A Chicago-based filmmaker and production house head is preparing for a second season of his web series about the lives of young Chicagoans of colorand discussing possibilities for transforming the program into a television series.
Director Vincent Martell, who heads up the local production house VAM Studios, launched the six-episode Damaged Goods in spring 2019. The drama centers on four young Chicagoansmost struggling in the gig economy, all LGBT persons of coloras they both try to make a living, confront personal challenges and take part in the city's vibrant nightclub scene.
It took about a year and half between when Martell and his colleagues conceptualized Damaged Goods and the final product was unveiled online.
He explained, "That process involved many, many rewrites of the scripts, in addition to me trying to create a visual language for what I wanted this story to look likea visual deck with a color palette and wardrobe choices, and art direction examples. I really wanted to craft the world. As aesthetically fitting for me as it was, it was pretty tough."
Though Damaged Goods's characters endlessly struggle, Martell was adamant that the spaces they occupied came across as bright and colorful.
"It's a story about me and my friends, and the things that we've experienced in the LGBTQ nightlife community, in addition to random experiences that we've had in the underground arts community in Chicago," he said. "That world for me is colorful, vibrant and effortlessly cool. When crafting that world, we wanted to make sure that all the music in the series was from Chicago queer artists. All the production designs and art design elements were from Chicago artists.

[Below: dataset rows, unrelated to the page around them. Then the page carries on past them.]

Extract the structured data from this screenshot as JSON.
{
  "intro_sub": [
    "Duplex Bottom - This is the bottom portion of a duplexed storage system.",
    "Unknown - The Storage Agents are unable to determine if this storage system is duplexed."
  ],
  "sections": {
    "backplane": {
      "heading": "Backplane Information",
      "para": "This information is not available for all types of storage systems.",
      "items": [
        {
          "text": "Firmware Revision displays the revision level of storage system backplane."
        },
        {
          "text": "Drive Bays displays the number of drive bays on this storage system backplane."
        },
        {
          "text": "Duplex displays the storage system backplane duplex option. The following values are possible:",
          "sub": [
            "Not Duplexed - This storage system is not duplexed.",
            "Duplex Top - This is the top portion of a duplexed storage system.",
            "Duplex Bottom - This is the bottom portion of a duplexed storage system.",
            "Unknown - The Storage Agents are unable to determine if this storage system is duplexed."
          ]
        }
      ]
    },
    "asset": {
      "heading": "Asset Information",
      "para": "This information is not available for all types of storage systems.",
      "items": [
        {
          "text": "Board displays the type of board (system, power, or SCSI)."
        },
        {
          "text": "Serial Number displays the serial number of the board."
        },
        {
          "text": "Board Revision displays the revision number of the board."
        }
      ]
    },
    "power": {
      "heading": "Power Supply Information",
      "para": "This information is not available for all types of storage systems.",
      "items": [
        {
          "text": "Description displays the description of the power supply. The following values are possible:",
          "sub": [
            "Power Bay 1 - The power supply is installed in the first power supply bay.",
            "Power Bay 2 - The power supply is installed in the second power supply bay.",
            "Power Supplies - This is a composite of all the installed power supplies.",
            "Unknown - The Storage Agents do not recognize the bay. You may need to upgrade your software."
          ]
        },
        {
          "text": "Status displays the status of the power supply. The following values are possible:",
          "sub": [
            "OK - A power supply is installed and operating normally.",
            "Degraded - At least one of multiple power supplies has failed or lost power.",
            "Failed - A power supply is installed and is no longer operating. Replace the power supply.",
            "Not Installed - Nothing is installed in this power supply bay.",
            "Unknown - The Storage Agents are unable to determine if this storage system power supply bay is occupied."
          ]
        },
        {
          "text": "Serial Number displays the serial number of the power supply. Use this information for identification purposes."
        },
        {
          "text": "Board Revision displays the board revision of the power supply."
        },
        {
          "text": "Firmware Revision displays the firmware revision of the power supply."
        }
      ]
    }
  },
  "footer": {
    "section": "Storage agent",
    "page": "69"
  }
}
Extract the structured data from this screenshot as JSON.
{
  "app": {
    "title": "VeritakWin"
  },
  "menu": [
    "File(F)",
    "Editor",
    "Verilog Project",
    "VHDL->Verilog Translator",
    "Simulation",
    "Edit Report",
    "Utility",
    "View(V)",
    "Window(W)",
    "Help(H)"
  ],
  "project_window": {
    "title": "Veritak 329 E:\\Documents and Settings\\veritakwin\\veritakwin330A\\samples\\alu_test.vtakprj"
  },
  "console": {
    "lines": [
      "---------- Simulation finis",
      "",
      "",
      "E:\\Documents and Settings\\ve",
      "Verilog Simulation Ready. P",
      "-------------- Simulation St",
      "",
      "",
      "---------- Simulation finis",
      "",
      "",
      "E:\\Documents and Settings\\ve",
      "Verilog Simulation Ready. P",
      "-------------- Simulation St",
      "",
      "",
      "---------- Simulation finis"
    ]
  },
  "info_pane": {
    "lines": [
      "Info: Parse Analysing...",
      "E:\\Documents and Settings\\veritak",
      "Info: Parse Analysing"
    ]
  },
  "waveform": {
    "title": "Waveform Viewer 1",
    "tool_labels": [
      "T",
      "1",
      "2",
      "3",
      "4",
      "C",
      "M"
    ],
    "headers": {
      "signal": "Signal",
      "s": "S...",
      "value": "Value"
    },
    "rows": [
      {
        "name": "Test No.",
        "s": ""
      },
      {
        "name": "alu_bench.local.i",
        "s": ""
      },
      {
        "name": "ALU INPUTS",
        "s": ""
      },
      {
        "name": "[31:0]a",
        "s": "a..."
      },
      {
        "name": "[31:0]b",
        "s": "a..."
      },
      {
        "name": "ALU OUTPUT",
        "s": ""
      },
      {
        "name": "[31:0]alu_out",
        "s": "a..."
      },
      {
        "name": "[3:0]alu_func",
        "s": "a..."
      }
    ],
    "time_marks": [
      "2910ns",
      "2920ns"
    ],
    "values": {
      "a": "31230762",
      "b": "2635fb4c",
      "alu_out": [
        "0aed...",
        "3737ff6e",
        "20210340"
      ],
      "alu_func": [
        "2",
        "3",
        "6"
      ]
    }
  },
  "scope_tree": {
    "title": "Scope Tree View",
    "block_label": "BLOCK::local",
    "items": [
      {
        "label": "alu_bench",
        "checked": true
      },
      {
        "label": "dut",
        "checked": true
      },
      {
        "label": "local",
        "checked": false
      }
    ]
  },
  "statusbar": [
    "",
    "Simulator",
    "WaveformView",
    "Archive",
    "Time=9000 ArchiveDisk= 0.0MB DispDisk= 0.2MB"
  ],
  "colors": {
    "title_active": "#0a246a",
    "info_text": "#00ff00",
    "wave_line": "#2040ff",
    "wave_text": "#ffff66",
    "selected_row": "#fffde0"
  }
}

All of our locations were places we had lived in or thrown parties in. Making it feel as personal as possible was our approach there, to make the world of Damaged Goods feel like our everyday world."
Martell said the title Damaged Goods was very deliberate and fit into a larger commitment to show young LGBTQ persons of color as nuanced and multifaceted. He acknowledged that his characters' lives were "messy," but added, "There's beauty in that. There's beauty in us showing marginalized communities as somewhat flawed, because that's just human. … It's me kind of celebrating and reclaiming that."
VAM Studios was incorporated in 2017 but Martell said that he had spent years "plotting what a 'progressive' production company would look like." He further explained the company, which has also produced music videos, promotional films and documentaries, "in essence, symbolized being inclusive and intersectional. That's what I wanted this series to feel like as well, that the team behind the camera matched the team in front of the camera. That's something that's really beneficial for us."
For now, most of Martell's attention is focused on pre-production for season two of Damaged Goods. He expects filming to begin in early 2020.
"We're in the process of finalizing the script and getting the cast locked. In addition to that, when we released season one, we got a lot of different attention from major networks, who were interested in Damaged Goods becoming a TV series. So we're also trying to figure out what that would like as well, in addition to season two of the digital series."
Season one of Damaged Goods is available at vamstudio.net/DAMAGED-GOODS .